Immigration Minister John McCallum has been talking about 'substantially increasing' the number of newcomers to Canada. (Chris Wattie/Reuters)

In his interview with The HouseMcCallum linked a final decision to cost and the government's ability to convince Canadians.

"If you have more immigrants, you spend more money and there's always an opportunity cost: if you spend more money bringing in more immigrants, you have less money for other things," he said.

"Also, we want to be sure that we can communicate properly to Canadians why it is that it's good for Canada and good for jobs in Canada to have more immigrants."

The extent of Canadian openness

Canadians, he said, have generally been disposed to accept immigration, but that can't be taken for granted.

"I think Canadians are certainly open to immigration," he said, "but they want the immigrants to be well settled, they want to ensure there are jobs for Canadians."

So ambition must be matched with execution: whether screening for values or increasing immigration, the idea needs to be matched with policy.

If people are losing their jobs, if cultural conflict is felt, if integration fails to occur, the argument for welcoming newcomers becomes more difficult to make.

If immigration is increased, but the economy struggles or public services are strained, the newcomers might become easy scapegoats. Even if those newcomers might also be the best chance of ensuring future prosperity.

"Stronger diversity" is something the prime minister has embraced rhetorically, but is also apparently committed to delivering.

Doing so would be no small thing, because greater diversity, continued prosperity and general harmony would be the most effective response to the insecurities Kellie Leitch seems willing to engage.


Aaron Wherry

Senior writer
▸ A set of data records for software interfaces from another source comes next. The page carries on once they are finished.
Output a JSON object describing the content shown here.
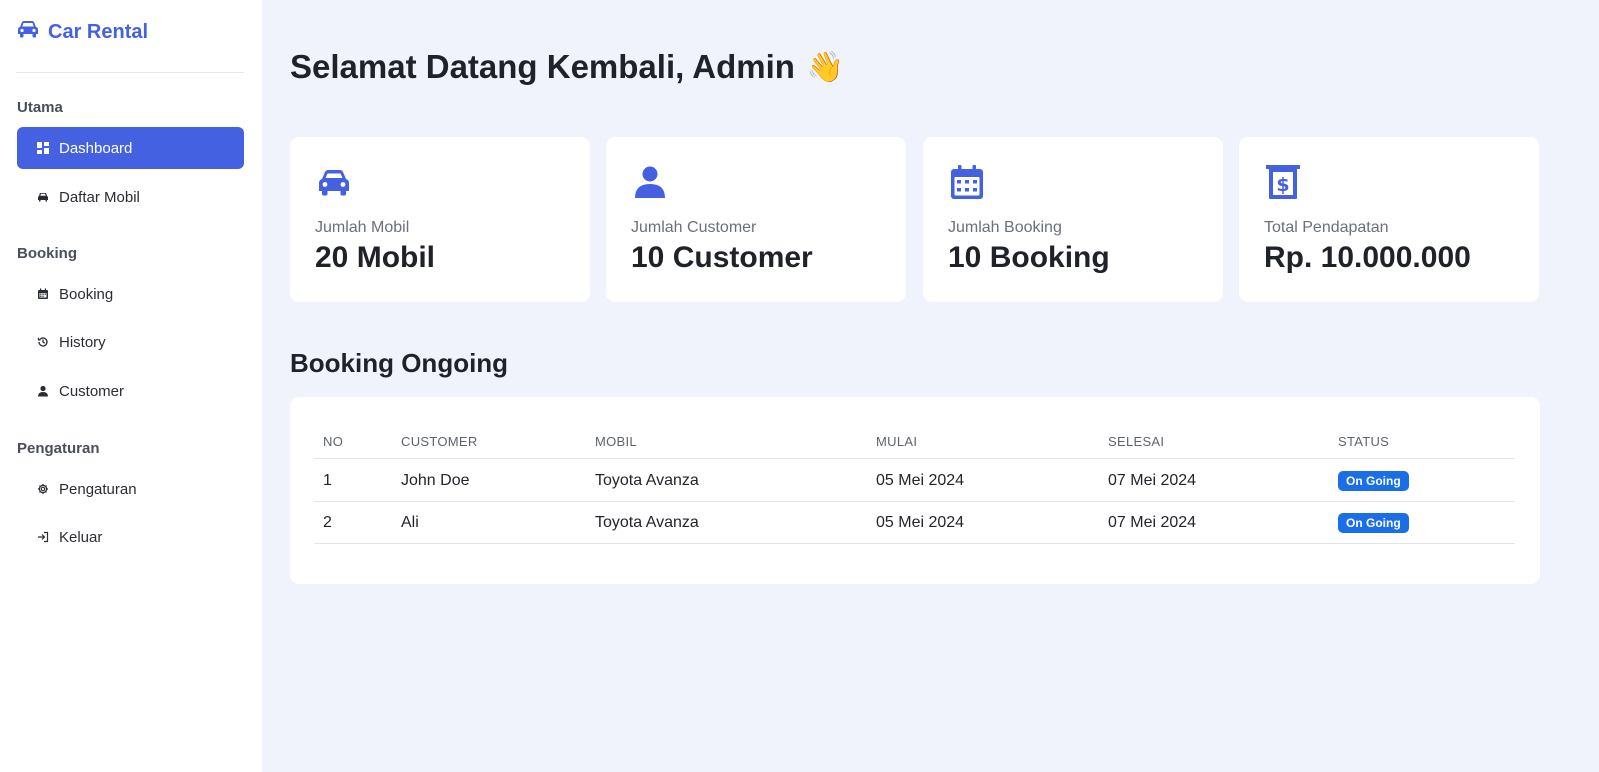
{
  "brand": {
    "name": "Car Rental",
    "icon": "car-icon",
    "color": "#4361e0"
  },
  "sidebar": {
    "sections": [
      {
        "title": "Utama",
        "items": [
          {
            "label": "Dashboard",
            "icon": "dashboard-icon",
            "active": true
          },
          {
            "label": "Daftar Mobil",
            "icon": "car-icon",
            "active": false
          }
        ]
      },
      {
        "title": "Booking",
        "items": [
          {
            "label": "Booking",
            "icon": "calendar-icon",
            "active": false
          },
          {
            "label": "History",
            "icon": "history-icon",
            "active": false
          },
          {
            "label": "Customer",
            "icon": "user-icon",
            "active": false
          }
        ]
      },
      {
        "title": "Pengaturan",
        "items": [
          {
            "label": "Pengaturan",
            "icon": "gear-icon",
            "active": false
          },
          {
            "label": "Keluar",
            "icon": "logout-icon",
            "active": false
          }
        ]
      }
    ]
  },
  "header": {
    "welcome": "Selamat Datang Kembali, Admin",
    "emoji": "👋"
  },
  "stats": [
    {
      "label": "Jumlah Mobil",
      "value": "20 Mobil",
      "icon": "car-icon"
    },
    {
      "label": "Jumlah Customer",
      "value": "10 Customer",
      "icon": "user-icon"
    },
    {
      "label": "Jumlah Booking",
      "value": "10 Booking",
      "icon": "calendar-icon"
    },
    {
      "label": "Total Pendapatan",
      "value": "Rp. 10.000.000",
      "icon": "receipt-dollar-icon"
    }
  ],
  "bookings": {
    "title": "Booking Ongoing",
    "columns": [
      "NO",
      "CUSTOMER",
      "MOBIL",
      "MULAI",
      "SELESAI",
      "STATUS"
    ],
    "rows": [
      {
        "no": "1",
        "customer": "John Doe",
        "mobil": "Toyota Avanza",
        "mulai": "05 Mei 2024",
        "selesai": "07 Mei 2024",
        "status": "On Going"
      },
      {
        "no": "2",
        "customer": "Ali",
        "mobil": "Toyota Avanza",
        "mulai": "05 Mei 2024",
        "selesai": "07 Mei 2024",
        "status": "On Going"
      }
    ]
  },
  "colors": {
    "accent": "#4361e0",
    "badge": "#1a6ee8",
    "background": "#f0f3fb"
  }
}
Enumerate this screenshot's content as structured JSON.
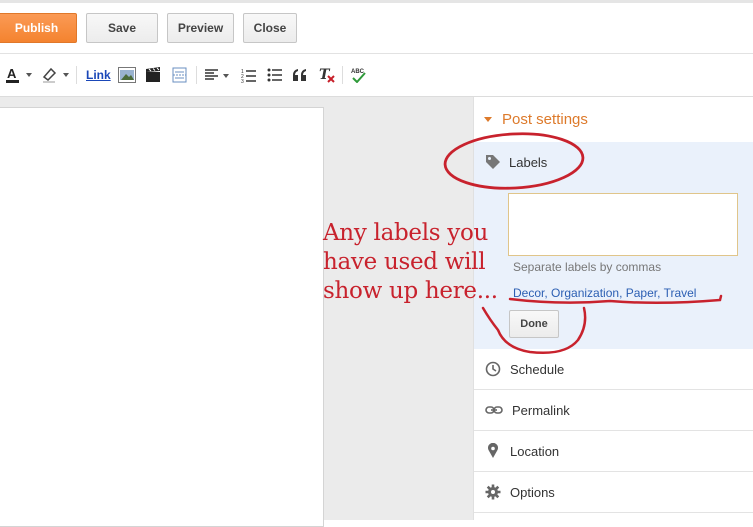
{
  "topbar": {
    "publish_label": "Publish",
    "save_label": "Save",
    "preview_label": "Preview",
    "close_label": "Close"
  },
  "toolbar": {
    "link_label": "Link"
  },
  "sidebar": {
    "post_settings_title": "Post settings",
    "labels": {
      "title": "Labels",
      "input_value": "",
      "hint": "Separate labels by commas",
      "existing": [
        "Decor",
        "Organization",
        "Paper",
        "Travel"
      ],
      "done_label": "Done"
    },
    "rows": [
      {
        "label": "Schedule",
        "icon": "clock-icon"
      },
      {
        "label": "Permalink",
        "icon": "link-icon"
      },
      {
        "label": "Location",
        "icon": "map-pin-icon"
      },
      {
        "label": "Options",
        "icon": "gear-icon"
      }
    ]
  },
  "annotation": {
    "line1": "Any labels you",
    "line2": "have used will",
    "line3": "show up here...",
    "color": "#c8222d"
  },
  "colors": {
    "publish": "#f4832f",
    "post_settings": "#dd7a2b",
    "labels_panel": "#eaf1fb",
    "label_link": "#2c5fb3"
  }
}
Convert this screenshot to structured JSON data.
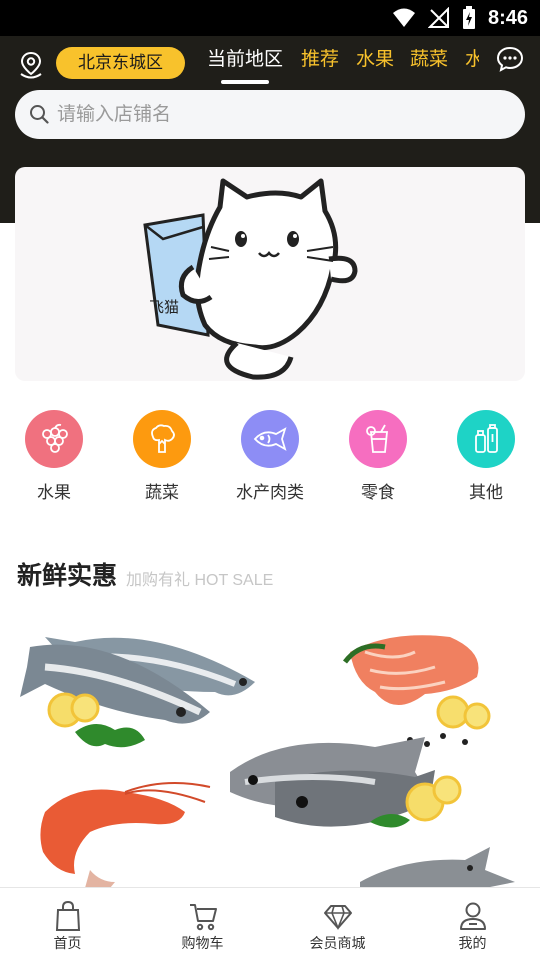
{
  "status_bar": {
    "time": "8:46"
  },
  "header": {
    "city": "北京东城区",
    "tabs": [
      {
        "label": "当前地区",
        "active": true
      },
      {
        "label": "推荐"
      },
      {
        "label": "水果"
      },
      {
        "label": "蔬菜"
      },
      {
        "label": "水"
      }
    ],
    "accent_color": "#f8c22c"
  },
  "search": {
    "placeholder": "请输入店铺名"
  },
  "banner": {
    "logo_text": "飞猫"
  },
  "categories": [
    {
      "label": "水果",
      "icon": "grape-icon",
      "color": "#f0717f"
    },
    {
      "label": "蔬菜",
      "icon": "broccoli-icon",
      "color": "#fd9a0f"
    },
    {
      "label": "水产肉类",
      "icon": "fish-icon",
      "color": "#8d8df5"
    },
    {
      "label": "零食",
      "icon": "drink-icon",
      "color": "#f66ec0"
    },
    {
      "label": "其他",
      "icon": "bottles-icon",
      "color": "#1ed3c6"
    }
  ],
  "section": {
    "title": "新鲜实惠",
    "subtitle": "加购有礼 HOT SALE"
  },
  "bottom_nav": [
    {
      "label": "首页",
      "icon": "bag-icon"
    },
    {
      "label": "购物车",
      "icon": "cart-icon"
    },
    {
      "label": "会员商城",
      "icon": "diamond-icon"
    },
    {
      "label": "我的",
      "icon": "user-icon"
    }
  ]
}
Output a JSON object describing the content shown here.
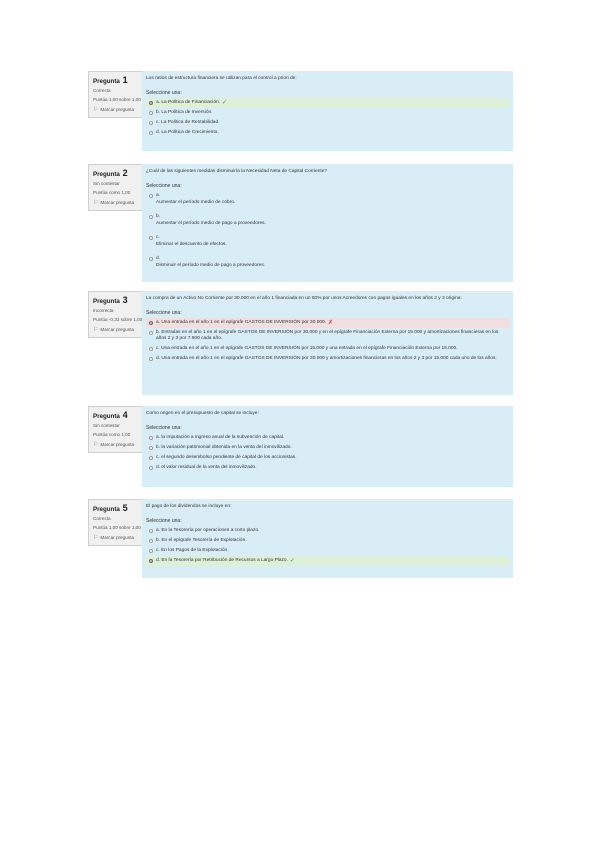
{
  "questions": [
    {
      "label": "Pregunta",
      "number": "1",
      "state": "Correcta",
      "grade": "Puntúa 1,00 sobre 1,00",
      "flag": "Marcar pregunta",
      "text": "Los ratios de estructura financiera se utilizan para el control a priori de:",
      "prompt": "Seleccione una:",
      "options": [
        {
          "text": "a. La Política de Financiación.",
          "selected": true,
          "feedback": "correct"
        },
        {
          "text": "b. La Política de Inversión.",
          "selected": false
        },
        {
          "text": "c. La Política de Rentabilidad.",
          "selected": false
        },
        {
          "text": "d. La Política de Crecimiento.",
          "selected": false
        }
      ]
    },
    {
      "label": "Pregunta",
      "number": "2",
      "state": "Sin contestar",
      "grade": "Puntúa como 1,00",
      "flag": "Marcar pregunta",
      "text": "¿Cuál de las siguientes medidas disminuiría la Necesidad Neta de Capital Corriente?",
      "prompt": "Seleccione una:",
      "options": [
        {
          "letter": "a.",
          "text": "Aumentar el período medio de cobro."
        },
        {
          "letter": "b.",
          "text": "Aumentar el período medio de pago a proveedores."
        },
        {
          "letter": "c.",
          "text": "Eliminar el descuento de efectos."
        },
        {
          "letter": "d.",
          "text": "Disminuir el período medio de pago a proveedores."
        }
      ]
    },
    {
      "label": "Pregunta",
      "number": "3",
      "state": "Incorrecta",
      "grade": "Puntúa -0,33 sobre 1,00",
      "flag": "Marcar pregunta",
      "text": "La compra de un Activo No Corriente por 30.000 en el año 1 financiada en un 50% por unos Acreedores con pagos iguales en los años 2 y 3 origina:",
      "prompt": "Seleccione una:",
      "options": [
        {
          "text": "a. Una entrada en el año 1 en el epígrafe GASTOS DE INVERSIÓN por 30.000.",
          "selected": true,
          "feedback": "incorrect"
        },
        {
          "text": "b. Entradas en el año 1 en el epígrafe GASTOS DE INVERSIÓN por 30.000 y en el epígrafe Financiación Externa por 15.000 y amortizaciones financieras en los años 2 y 3 por 7.500 cada año.",
          "selected": false
        },
        {
          "text": "c. Una entrada en el año 1 en el epígrafe GASTOS DE INVERSIÓN por 15.000 y una entrada en el epígrafe Financiación Externa por 15.000.",
          "selected": false
        },
        {
          "text": "d. Una entrada en el año 1 en el epígrafe GASTOS DE INVERSIÓN por 30.000 y amortizaciones financieras en los años 2 y 3 por 15.000 cada uno de los años.",
          "selected": false
        }
      ]
    },
    {
      "label": "Pregunta",
      "number": "4",
      "state": "Sin contestar",
      "grade": "Puntúa como 1,00",
      "flag": "Marcar pregunta",
      "text": "Como origen en el presupuesto de capital se incluye:",
      "prompt": "Seleccione una:",
      "options": [
        {
          "text": "a. la imputación a ingreso anual de la subvención de capital.",
          "selected": false
        },
        {
          "text": "b. la variación patrimonial obtenida en la venta del inmovilizado.",
          "selected": false
        },
        {
          "text": "c. el segundo desembolso pendiente de capital de los accionistas.",
          "selected": false
        },
        {
          "text": "d. el valor residual de la venta del inmovilizado.",
          "selected": false
        }
      ]
    },
    {
      "label": "Pregunta",
      "number": "5",
      "state": "Correcta",
      "grade": "Puntúa 1,00 sobre 1,00",
      "flag": "Marcar pregunta",
      "text": "El pago de los dividendos se incluye en:",
      "prompt": "Seleccione una:",
      "options": [
        {
          "text": "a. En la Tesorería por operaciones a corto plazo.",
          "selected": false
        },
        {
          "text": "b. En el epígrafe Tesorería de Explotación.",
          "selected": false
        },
        {
          "text": "c. En los Pagos de la Explotación.",
          "selected": false
        },
        {
          "text": "d. En la Tesorería por Retribución de Recursos a Largo Plazo.",
          "selected": true,
          "feedback": "correct"
        }
      ]
    }
  ]
}
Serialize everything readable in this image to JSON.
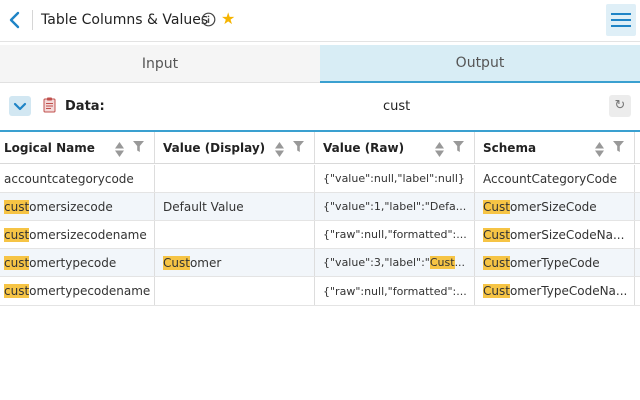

Aaron Wherry has covered Parliament Hill since 2007 and has written for Maclean's, the National Post and the Globe and Mail. He is the author of Promise & Peril, a book about Justin Trudeau's years in power.